But the internet is full of sanctimonious articles that I’m more than willing to close without finishing, moralizing against the dangers of excessive tabs and proffering solutions. File to: Productivity. Lifehacker says you should never have more than nine tabs. Task-management applications like Trello and Zapier are particularly concerned about your lifestyle: Your tabs are sucking up your memory and making your computer more scatterbrained, they argue. There are as many plug-ins out there as I have tabs open to help with the shameful little problem: “OneTab,” “Toby,” “Flipboard,” “Tabs limiter with queue,” “Tab Snooze,” “The Great Suspender,” “Pocket,” and “BarTab Lite.” Some focus on grouping, organizing, and collating your tabs, while others stop you from opening more. The assumption is that you’ll keep your tab compulsion under more control with a filing system or perhaps that you’ll simply get over those articles you can no longer see winking at you behind the page you’re meant to be on.

But these browser extensions only compartmentalize the problem. Trusting your tabs to a bookmarking app is a bit like trusting your books to the Room of Requirement: Once you hide them from yourself, surely there’s less chance of you ever actually reading them (though some may argue that this is the point). Not to mention the fact that you can now throw any old junk in there—hiding your “to read” list will only embolden you to add to it. At least a cluttered bar makes you think before relegating an article to tab status, weigh up its relative importance, read something first: A nice clean naked bar is just begging to be filled. Sometimes, tabs are the only things stopping me from adding more tabs.

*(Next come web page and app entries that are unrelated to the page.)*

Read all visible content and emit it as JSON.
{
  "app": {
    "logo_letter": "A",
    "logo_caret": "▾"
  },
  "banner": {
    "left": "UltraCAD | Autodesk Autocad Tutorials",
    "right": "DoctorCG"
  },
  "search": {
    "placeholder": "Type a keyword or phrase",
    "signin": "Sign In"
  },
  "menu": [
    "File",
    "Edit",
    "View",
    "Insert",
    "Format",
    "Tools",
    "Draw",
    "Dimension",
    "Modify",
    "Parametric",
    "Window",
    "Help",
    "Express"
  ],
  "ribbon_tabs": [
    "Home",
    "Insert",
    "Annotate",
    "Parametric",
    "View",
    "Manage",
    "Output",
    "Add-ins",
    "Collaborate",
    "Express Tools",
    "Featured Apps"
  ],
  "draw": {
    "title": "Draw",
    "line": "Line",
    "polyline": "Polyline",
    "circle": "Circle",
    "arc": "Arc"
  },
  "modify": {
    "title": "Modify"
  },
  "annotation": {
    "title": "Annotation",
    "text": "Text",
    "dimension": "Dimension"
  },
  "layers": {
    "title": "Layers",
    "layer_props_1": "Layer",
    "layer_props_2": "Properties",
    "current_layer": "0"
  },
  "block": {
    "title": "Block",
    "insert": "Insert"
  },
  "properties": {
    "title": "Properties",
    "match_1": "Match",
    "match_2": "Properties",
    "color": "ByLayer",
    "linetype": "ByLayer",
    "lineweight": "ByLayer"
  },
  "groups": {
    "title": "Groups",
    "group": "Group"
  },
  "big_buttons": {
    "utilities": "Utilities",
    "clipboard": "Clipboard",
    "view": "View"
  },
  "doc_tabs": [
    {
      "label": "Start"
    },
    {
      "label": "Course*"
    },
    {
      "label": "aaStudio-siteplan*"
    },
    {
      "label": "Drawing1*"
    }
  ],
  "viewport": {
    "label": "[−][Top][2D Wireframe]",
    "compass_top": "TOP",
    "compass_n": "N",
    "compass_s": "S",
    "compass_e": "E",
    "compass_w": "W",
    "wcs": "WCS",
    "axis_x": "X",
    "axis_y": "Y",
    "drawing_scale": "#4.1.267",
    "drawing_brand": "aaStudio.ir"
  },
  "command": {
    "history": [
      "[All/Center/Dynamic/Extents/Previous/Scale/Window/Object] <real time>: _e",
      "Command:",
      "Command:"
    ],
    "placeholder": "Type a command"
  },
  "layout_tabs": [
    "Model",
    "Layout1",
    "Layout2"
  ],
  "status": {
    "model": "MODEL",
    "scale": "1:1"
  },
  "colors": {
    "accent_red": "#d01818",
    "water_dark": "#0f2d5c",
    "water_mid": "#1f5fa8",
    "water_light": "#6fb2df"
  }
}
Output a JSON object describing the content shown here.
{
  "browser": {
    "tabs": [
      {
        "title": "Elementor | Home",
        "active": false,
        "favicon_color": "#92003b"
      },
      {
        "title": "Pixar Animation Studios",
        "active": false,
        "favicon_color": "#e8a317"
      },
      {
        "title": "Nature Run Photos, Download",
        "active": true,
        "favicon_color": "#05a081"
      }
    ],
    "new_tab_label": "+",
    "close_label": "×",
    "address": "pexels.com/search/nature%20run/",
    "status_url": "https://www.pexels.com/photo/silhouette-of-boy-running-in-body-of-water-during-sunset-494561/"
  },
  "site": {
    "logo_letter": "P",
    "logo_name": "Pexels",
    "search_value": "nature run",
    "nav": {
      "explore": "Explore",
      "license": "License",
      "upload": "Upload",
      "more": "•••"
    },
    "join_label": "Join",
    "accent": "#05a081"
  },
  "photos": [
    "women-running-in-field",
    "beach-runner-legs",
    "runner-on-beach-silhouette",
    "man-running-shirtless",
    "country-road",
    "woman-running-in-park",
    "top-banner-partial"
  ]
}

Encouraging excess aside, is “OneTab” with 25 articles saved any healthier than 25 open tabs? If you—like me—are someone who truly intends to get to those articles, probably not. Sure, it’s slightly better for the computer’s memory, but in my memory they’re still there, waiting, the weight of the new location hanging over me even if they’re not hanging over my screen. (I’ll never forget you, bookmark folder “TO READ 06/03/18.”) Meanwhile, physically stopping me from opening a new tab is unlikely to stop me from finding a way to compulsively save something for later, whether that’s by emailing it to myself or writing it down on my hand.

Of course, some recommend good old-fashioned “tab discipline,” the virtual equivalent of going cold turkey—if, that is, you are capable of applying self-control to your control-plus-t problem. Others suggest declaring “browser bankruptcy,” or closing and purging everything, then resisting the urge to open things that don’t matter. But honestly, every time I attempt to read about different management systems to deal with my problem, things only get worse as I open tab upon tab of solutions.

All this smug advice over tabs is not unlike the Cult of Inbox Zero, which declares that keeping your inbox at zero emails is the only way to live. (Call it the “Cult of Tab One,” if you will.) These worshippers of minimalism treat an overflowing inbox as something shameful, even suggesting their own drastic bankruptcy measures. But as Farhad Manjoo once argued in these pages, we should just accept our cluttered inboxes—forget the guilt and live our lives.

In 2015, the hosts of the podcast Reply All, Alex Goldman and P.J. Vogt, came up with Email Debt Forgiveness Day, a day in which people can reply to emails without shame no matter how long they’ve been sitting on them. Perhaps it’s time for some tab amnesty, too. There’s no shame in a healthy interest in good content. Of course, the overfull browser doesn’t come with the same guilt as the overfull inbox—unless, of course, you feel crippling emotional guilt over all the things you haven’t read or watched or listened to yet (but let’s be real, you probably do). No one is waiting on you to close your tabs. It’s not others we need to forgive for tab transgressions. It’s time to forgive ourselves.